But for most of high school, he wanted a more Torah environment.
So the day after graduating, he made his way to a large Litvish yeshivah.
Wearing his dark beige pants, a non-white shirt (with no suit jacket), sneakers, and a knitted kippah, he headed toward the yeshivah office and asked to enroll. The person there took one look at him, assumed my husband made a mistake in his choice of yeshivah, and politely rejected him on the spot.
Despondent, my husband trudged out the door and plopped himself down on the yeshivah steps, wondering where he could possibly turn now.
At that moment, the Rosh Yeshivah arrived up those same steps and looked at the glum Moroccan teen sitting there in his knitted kippah and non-yeshivish clothes.
The Rosh Yeshivah asked my husband if he was okay and what was wrong.
My husband replied that he tried to enroll in the yeshivah, but was rejected on the spot.
The Rosh Yeshivah pondered this for a moment, then asked, "When was your last day of school?"
"Yesterday," said my husband.
Knowing that it was customary for recent high school graduates to spend days or weeks after graduation living it up and touring around (rather than searching out a yeshivah), the Rosh Yeshivah said, "You're accepted. Come with me."
And he escorted my husband back to the yeshivah office, where he enrolled.
My husband spent the next few years there shteiging away in front of a Gemara.
Sometimes, it takes a true talmid chacham to see past the externals and into a soul thirsting for Torah.
And if you really want the right thing for the right reason, Hashem helps.

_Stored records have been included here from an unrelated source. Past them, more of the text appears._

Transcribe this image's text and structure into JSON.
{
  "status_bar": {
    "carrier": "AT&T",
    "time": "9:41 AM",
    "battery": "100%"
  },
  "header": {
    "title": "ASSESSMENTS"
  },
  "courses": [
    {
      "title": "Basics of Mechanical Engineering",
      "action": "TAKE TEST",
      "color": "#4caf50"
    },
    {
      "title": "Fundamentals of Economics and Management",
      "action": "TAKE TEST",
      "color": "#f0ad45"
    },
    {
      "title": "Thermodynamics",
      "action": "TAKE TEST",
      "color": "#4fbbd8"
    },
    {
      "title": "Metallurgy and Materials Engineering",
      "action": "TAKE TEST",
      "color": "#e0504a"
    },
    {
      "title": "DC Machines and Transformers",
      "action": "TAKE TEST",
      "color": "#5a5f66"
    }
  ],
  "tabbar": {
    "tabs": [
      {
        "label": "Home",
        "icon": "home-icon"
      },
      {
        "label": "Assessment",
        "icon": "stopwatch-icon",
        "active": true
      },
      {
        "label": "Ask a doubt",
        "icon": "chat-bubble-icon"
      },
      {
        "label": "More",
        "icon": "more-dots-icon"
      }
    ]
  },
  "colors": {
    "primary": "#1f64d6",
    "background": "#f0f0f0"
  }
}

For a related post of how true talmidei chachamim notice and care about others (rather than being holier-than-thou snobs), please see:
The Behavior of Truly Great People